(Dataset excerpts)
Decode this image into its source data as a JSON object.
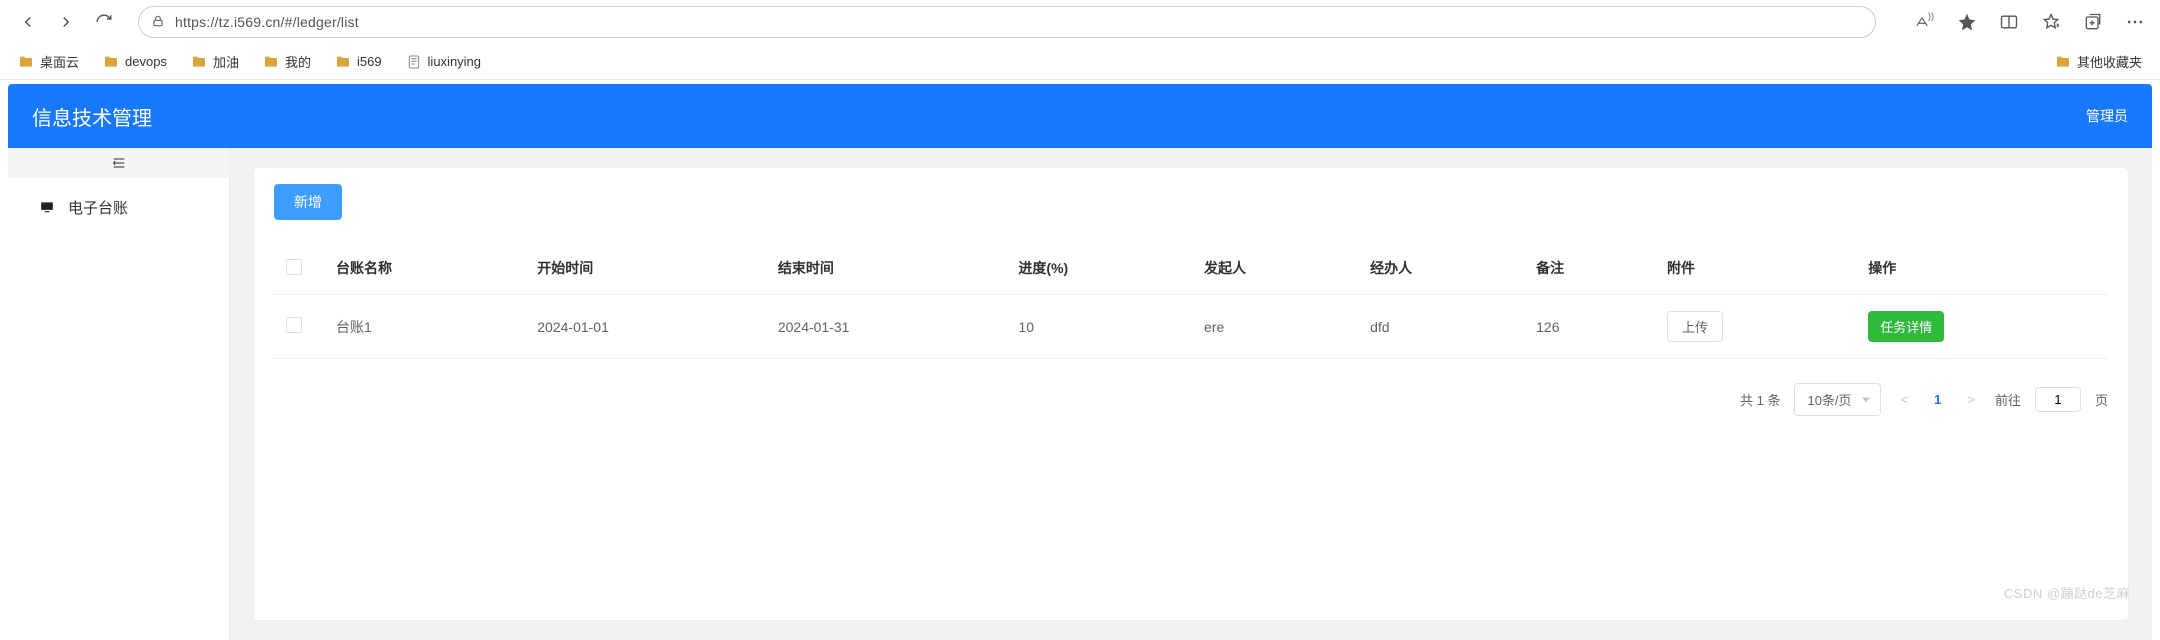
{
  "browser": {
    "url": "https://tz.i569.cn/#/ledger/list",
    "bookmarks": [
      "桌面云",
      "devops",
      "加油",
      "我的",
      "i569",
      "liuxinying"
    ],
    "other_bookmarks": "其他收藏夹"
  },
  "header": {
    "title": "信息技术管理",
    "admin": "管理员"
  },
  "sidebar": {
    "item_label": "电子台账"
  },
  "toolbar": {
    "add_label": "新增"
  },
  "table": {
    "headers": {
      "name": "台账名称",
      "start": "开始时间",
      "end": "结束时间",
      "progress": "进度(%)",
      "initiator": "发起人",
      "handler": "经办人",
      "remark": "备注",
      "attachment": "附件",
      "action": "操作"
    },
    "rows": [
      {
        "name": "台账1",
        "start": "2024-01-01",
        "end": "2024-01-31",
        "progress": "10",
        "initiator": "ere",
        "handler": "dfd",
        "remark": "126",
        "upload_label": "上传",
        "detail_label": "任务详情"
      }
    ]
  },
  "pagination": {
    "total_text": "共 1 条",
    "page_size_label": "10条/页",
    "current": "1",
    "goto_label": "前往",
    "goto_value": "1",
    "page_suffix": "页"
  },
  "watermark": "CSDN @蹦跶de芝麻"
}
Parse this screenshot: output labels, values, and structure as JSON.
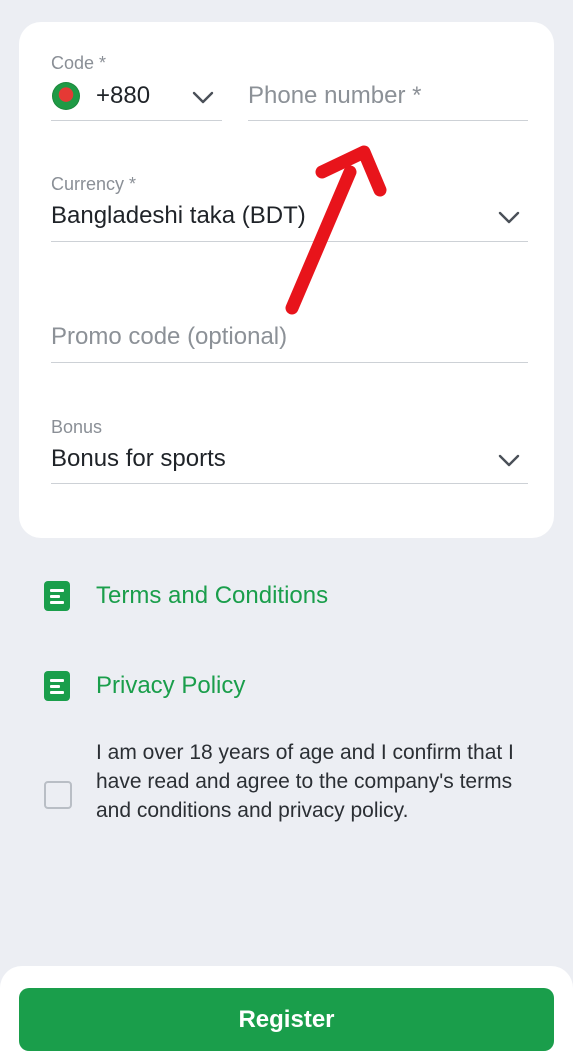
{
  "form": {
    "code": {
      "label": "Code *",
      "value": "+880"
    },
    "phone": {
      "placeholder": "Phone number *"
    },
    "currency": {
      "label": "Currency *",
      "value": "Bangladeshi taka (BDT)"
    },
    "promo": {
      "placeholder": "Promo code (optional)"
    },
    "bonus": {
      "label": "Bonus",
      "value": "Bonus for sports"
    }
  },
  "links": {
    "terms": "Terms and Conditions",
    "privacy": "Privacy Policy"
  },
  "consent": {
    "text": "I am over 18 years of age and I confirm that I have read and agree to the company's terms and conditions and privacy policy.",
    "checked": false
  },
  "actions": {
    "register_label": "Register"
  },
  "colors": {
    "accent": "#1a9e4b",
    "annotation_arrow": "#e8141b",
    "background": "#eceef3"
  },
  "icons": {
    "flag": "bangladesh-flag-icon",
    "dropdown": "chevron-down-icon",
    "document": "document-icon",
    "annotation": "red-arrow"
  }
}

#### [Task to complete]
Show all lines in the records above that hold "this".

#### [Finished task]
Decode this image into its source data as a JSON object.
Parse this screenshot: output labels, values, and structure as JSON.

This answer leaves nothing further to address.